Record set:

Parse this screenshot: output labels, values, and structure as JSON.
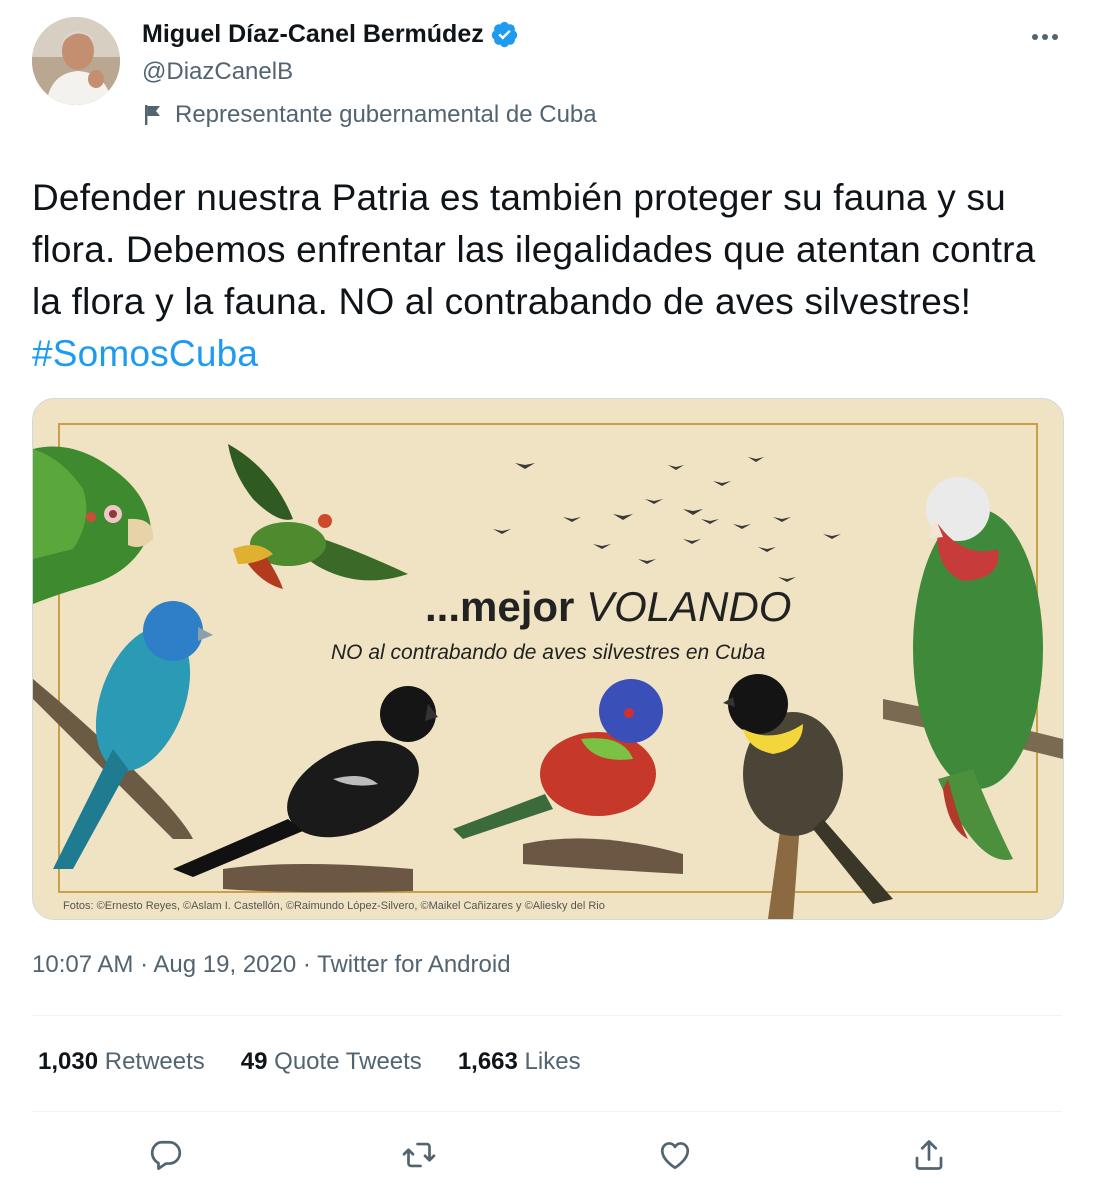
{
  "author": {
    "name": "Miguel Díaz-Canel Bermúdez",
    "handle": "@DiazCanelB",
    "label": "Representante gubernamental de Cuba"
  },
  "tweet": {
    "text": "Defender nuestra Patria es también proteger su fauna y su flora.  Debemos enfrentar las ilegalidades que atentan contra la flora y la fauna. NO al contrabando de aves silvestres! ",
    "hashtag": "#SomosCuba"
  },
  "media": {
    "headline_prefix": "...mejor ",
    "headline_emphasis": "VOLANDO",
    "subtitle": "NO al contrabando de aves silvestres en Cuba",
    "credits": "Fotos: ©Ernesto Reyes, ©Aslam I. Castellón, ©Raimundo López-Silvero, ©Maikel Cañizares y ©Aliesky del Rio"
  },
  "meta": {
    "time": "10:07 AM",
    "date": "Aug 19, 2020",
    "source": "Twitter for Android",
    "separator": " · "
  },
  "stats": {
    "retweets_count": "1,030",
    "retweets_label": "Retweets",
    "quotes_count": "49",
    "quotes_label": "Quote Tweets",
    "likes_count": "1,663",
    "likes_label": "Likes"
  },
  "icons": [
    "verified-badge-icon",
    "flag-icon",
    "more-icon",
    "reply-icon",
    "retweet-icon",
    "like-icon",
    "share-icon"
  ],
  "colors": {
    "link": "#1d9bf0",
    "verified": "#1d9bf0",
    "secondary_text": "#536471",
    "media_background": "#efe3c3"
  }
}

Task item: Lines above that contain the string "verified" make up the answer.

Solution for this task:
    "verified-badge-icon",
    "verified": "#1d9bf0",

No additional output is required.